The Game of Thrones Season 7 Premiere Shows How Far We’ve Come

Season 7 Premiere Plot Summary:

Tensions arise between Jon (Kit Harrington) and Sansa (Sophie Turner), while Sam (John Bradley) looks for information at the Citadel. The Hound (Rory McCann) continues down a new path, and Arya (Maisie Williams) heads for King’s Landing. Cersei (Lena Headey) considers an unlikely alliance. Daenerys (Emilia Clarke) makes a much-anticipated arrival.

Fans have been waiting for this glorious moment for years, but we have finally been rewarded for our patience: Ed Sheeran made his Game of Thrones debut. While that cameo may have been jarring for some viewers, the seventh season’s premiere can best be characterized as a look at how far the characters have come. Dismissing the show’s typical use of sex and violence to energize exposition and disguise transitions, “Dragonstone” relies almost purely on our relationships with the characters to generate excitement and set up the drama to come. The fact that, outside of a few strange and surprising beats, this strategy works so well is a testament to the quality of the series.

Of course, the moments from the premiere that will have everyone talking come at the beginning and end of the episode. If the majority of the episode is almost strictly character-focused, those two scenes are the kind of spectacles that give fans reason to anticipate the episodes to come. Without getting too much into spoilers, though, I will say that Daenerys’s homecoming was my favorite of the two noteworthy scenes.

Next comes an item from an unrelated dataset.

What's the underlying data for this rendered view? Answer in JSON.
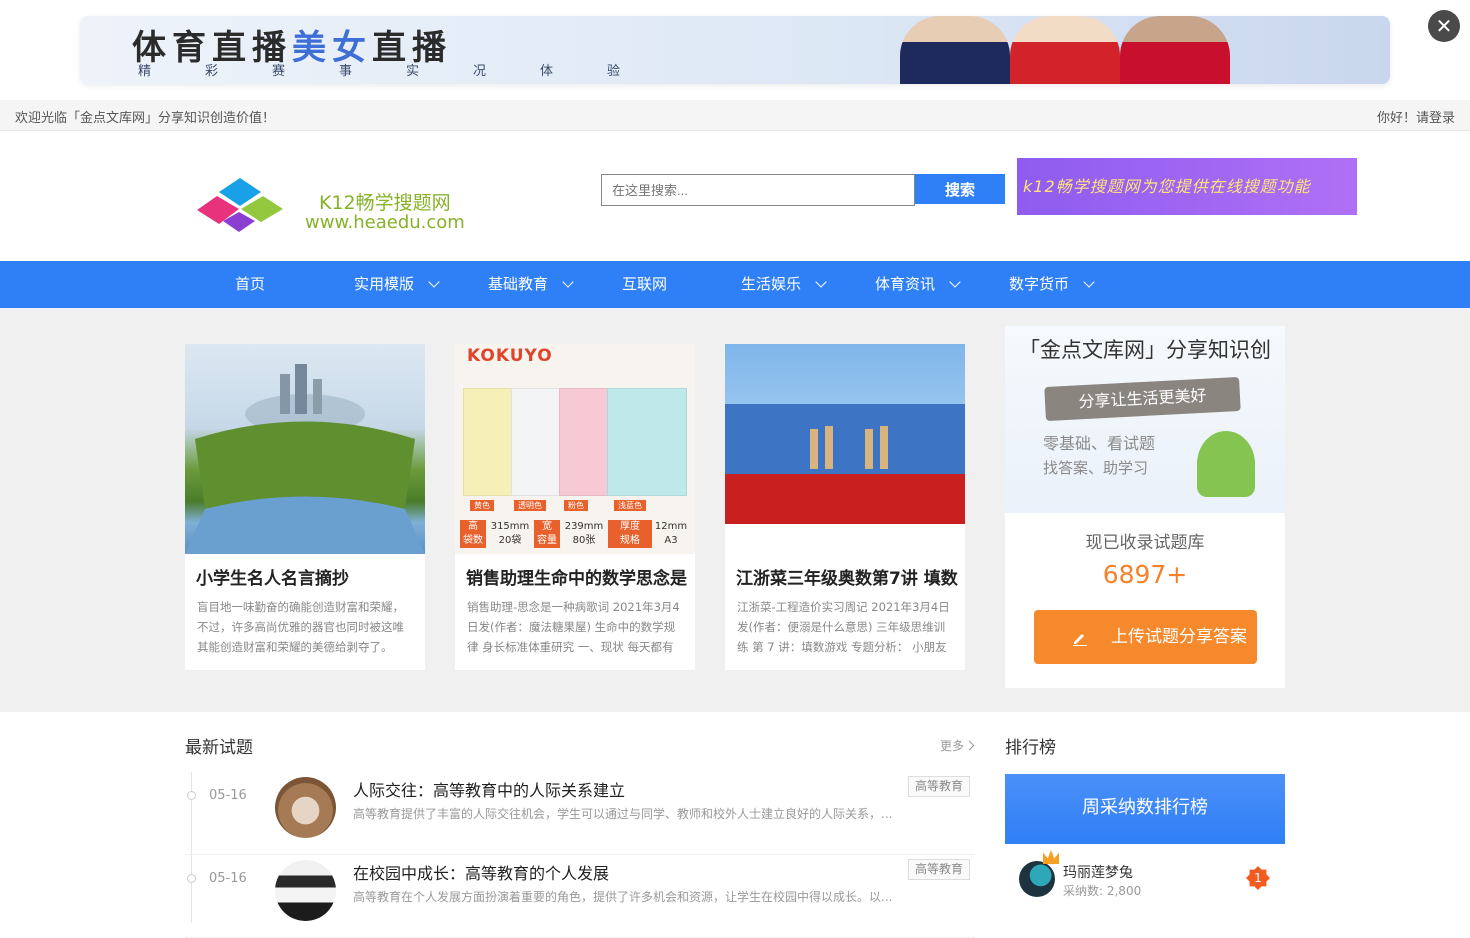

When the series ends and fans consider what were the show’s most memorable moments, I highly expect the young queen’s arrival at Dragonstone to be near the top of the list. Paired with a gorgeous score, the wordless tour of the island is nothing short of powerful. I joked about this episode featuring a moment that has been years in the making, but this scene in all honesty lives up to the anticipation and is absolutely goosebumps-inducing. If I were judging the episode on this scene alone, I’d give “Dragonstone” a perfect score.

The other spectacle of the premiere, meanwhile, is actually the most questionable of the episode’s many character moments. Arya’s moment of badassery is certainly impressive,  but it feels somewhat out of character and rushed, in terms of pacing. Yes, this young girl is obsessed with revenge at this point, but is she really out for blood on such a large scale? Such a display simply doesn’t mesh with a person that utilizes a hit list as a form of prayer. Similarly, Cersei’s reaction to the discussion of Tommen’s death is at odds with everything else we’ve come to know about her as a character. After all the times that Cersei and the people that know her best have shown that nothing matters more to her than her children, her dismissal of the subject is rather odd. Of course, nothing could be odder (or more disgusting) than Sam’s chores in the Citadel. Even ignoring the unnecessary grossness of the scene, presenting his duties in the form of a montage is a poor decision; after six seasons without a montage (as far as I can remember), I don’t believe now is the time to start. Especially with those sights and sounds.

Thankfully, the episode’s high points far outweigh the low. While Arya’s scene at the Twins is questionable, her moment with the Lannister troops (including one British pop star) feels like an important moment for the character on a personal level. My MVPs for the premiere, though, are Sansa and the Hound. Not only are we seeing the organic evolution of these characters, each line of dialogue also perfectly captures their changing worldviews. Of course, those lines would ring hollow without the superb delivery of Turner and McCann; saying so may be blasphemous, but they somehow make up for the fact that Peter Dinklage doesn’t say a single word in this episode. After all these characters have been through, I truly can’t wait to see what questions of loyalty and existential crises this season has in store for them.

Despite the fact that much of “Dragonstone” consists of positioning the remaining players (I’m looking at you, Bran) and alluding to the action to come, the season premiere also stands as an effective reminder of why so many people love this show and what is at stake in the final two seasons: the characters. As we finally get to see the big events teased from the very beginning of the series, if every set-up episode is as character-focused as “Dragonstone,” the slowly dwindling wait will certainly be worth it.

Rating: 8 out of 10


Josh Sarnecky is one of Pop Break's staff writers and covers Designated Survivor, Game of Thrones, and Stranger Things. His brother, Aaron, is the site’s TV Editor, but Josh is the family’s reigning Trivial Pursuit: Star Wars champion.